It is not, for example, immediately obvious that if one adjoins to the field \mathbb{Q} of rational numbers roots of both polynomials

x^2 - 2\


x^2 - 3,\

say \sqrt{2} and \sqrt{3} respectively, to get a field K = \mathbb{Q}(\sqrt{2},\sqrt{3}) of degree 4 over \mathbb{Q}, that the extension is simple and there exists a primitive element γ in K so that K = \mathbb{Q}(\gamma). One can in fact check that with

\gamma = \sqrt{2} + \sqrt{3}

the powers γ i for 0 ≤ i ≤ 3 can be written out as linear combinations of 1, \sqrt{2}, \sqrt{3}, and \sqrt{2}\sqrt{3}=\sqrt{6} with integer coefficients. Taking these as a system of linear equations, or by factoring, one can solve for \sqrt{2} and \sqrt{3} over \mathbb{Q}(\gamma) (one gets, for instance, \sqrt{2} = \scriptstyle\frac{\gamma^3-9\gamma}2), which implies that this choice of γ is indeed a primitive element in this example. A simpler argument, assuming the knowledge of all the subfields as given by Galois theory, is to note the independence of 1, \sqrt{2}, \sqrt{3}, and \sqrt{2}\sqrt{3} over the rationals; this shows that the subfield generated by γ cannot be that generated by \sqrt{2} or \sqrt{3} or \sqrt{2}\sqrt{3}, exhausting all the subfields of degree 2. Therefore it must be the whole field.

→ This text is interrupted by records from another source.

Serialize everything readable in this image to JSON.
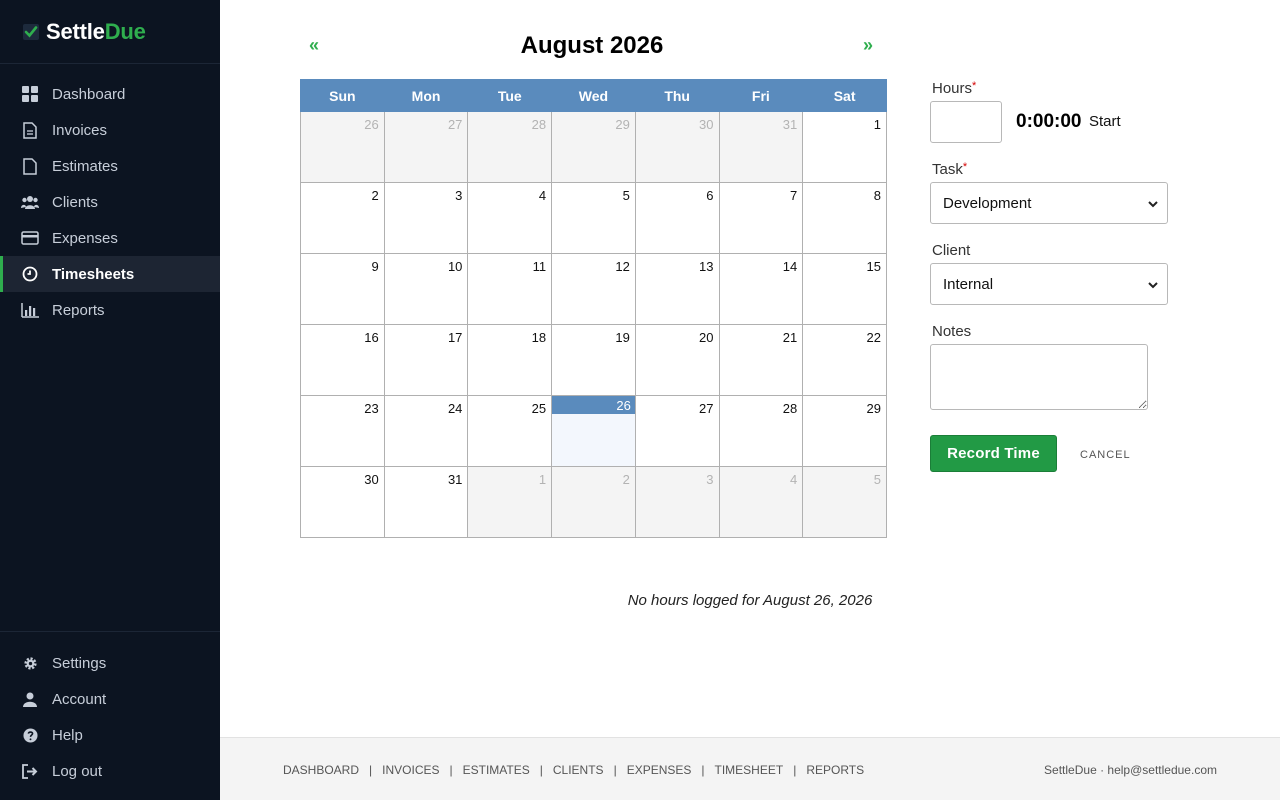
{
  "brand": {
    "name_a": "Settle",
    "name_b": "Due"
  },
  "sidebar": {
    "items": [
      {
        "label": "Dashboard",
        "icon": "dashboard-icon"
      },
      {
        "label": "Invoices",
        "icon": "invoice-icon"
      },
      {
        "label": "Estimates",
        "icon": "estimate-icon"
      },
      {
        "label": "Clients",
        "icon": "clients-icon"
      },
      {
        "label": "Expenses",
        "icon": "credit-card-icon"
      },
      {
        "label": "Timesheets",
        "icon": "clock-icon",
        "active": true
      },
      {
        "label": "Reports",
        "icon": "bar-chart-icon"
      }
    ],
    "bottom_items": [
      {
        "label": "Settings",
        "icon": "gear-icon"
      },
      {
        "label": "Account",
        "icon": "user-icon"
      },
      {
        "label": "Help",
        "icon": "help-icon"
      },
      {
        "label": "Log out",
        "icon": "logout-icon"
      }
    ]
  },
  "calendar": {
    "title": "August 2026",
    "prev": "«",
    "next": "»",
    "weekdays": [
      "Sun",
      "Mon",
      "Tue",
      "Wed",
      "Thu",
      "Fri",
      "Sat"
    ],
    "weeks": [
      [
        "26",
        "27",
        "28",
        "29",
        "30",
        "31",
        "1"
      ],
      [
        "2",
        "3",
        "4",
        "5",
        "6",
        "7",
        "8"
      ],
      [
        "9",
        "10",
        "11",
        "12",
        "13",
        "14",
        "15"
      ],
      [
        "16",
        "17",
        "18",
        "19",
        "20",
        "21",
        "22"
      ],
      [
        "23",
        "24",
        "25",
        "26",
        "27",
        "28",
        "29"
      ],
      [
        "30",
        "31",
        "1",
        "2",
        "3",
        "4",
        "5"
      ]
    ],
    "selected_day": "26",
    "empty_message": "No hours logged for August 26, 2026"
  },
  "form": {
    "hours_label": "Hours",
    "hours_value": "",
    "timer": "0:00:00",
    "start_label": "Start",
    "task_label": "Task",
    "task_value": "Development",
    "client_label": "Client",
    "client_value": "Internal",
    "notes_label": "Notes",
    "notes_value": "",
    "required_mark": "*",
    "record_label": "Record Time",
    "cancel_label": "CANCEL"
  },
  "footer": {
    "links": [
      "DASHBOARD",
      "INVOICES",
      "ESTIMATES",
      "CLIENTS",
      "EXPENSES",
      "TIMESHEET",
      "REPORTS"
    ],
    "separator": "|",
    "contact": "SettleDue · help@settledue.com"
  },
  "colors": {
    "accent": "#2fae4e",
    "sidebar_bg": "#0c1421",
    "calendar_header": "#5a8bbd",
    "record_button": "#229a45"
  }
}
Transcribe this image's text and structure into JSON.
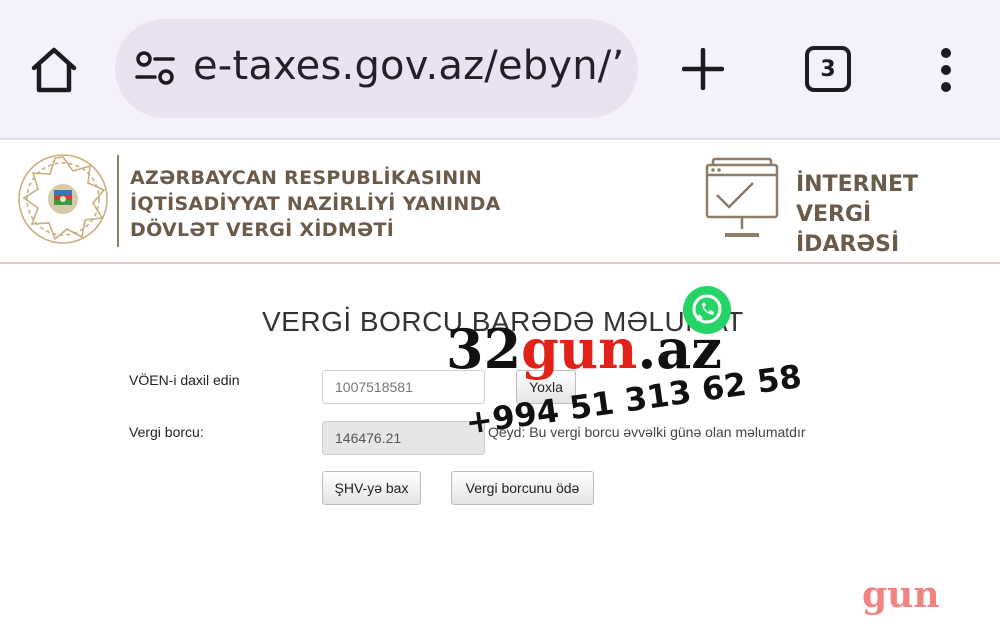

See also[edit]


  1. ^ Israel Kleiner, A History of Abstract Algebra (2007), p. 64.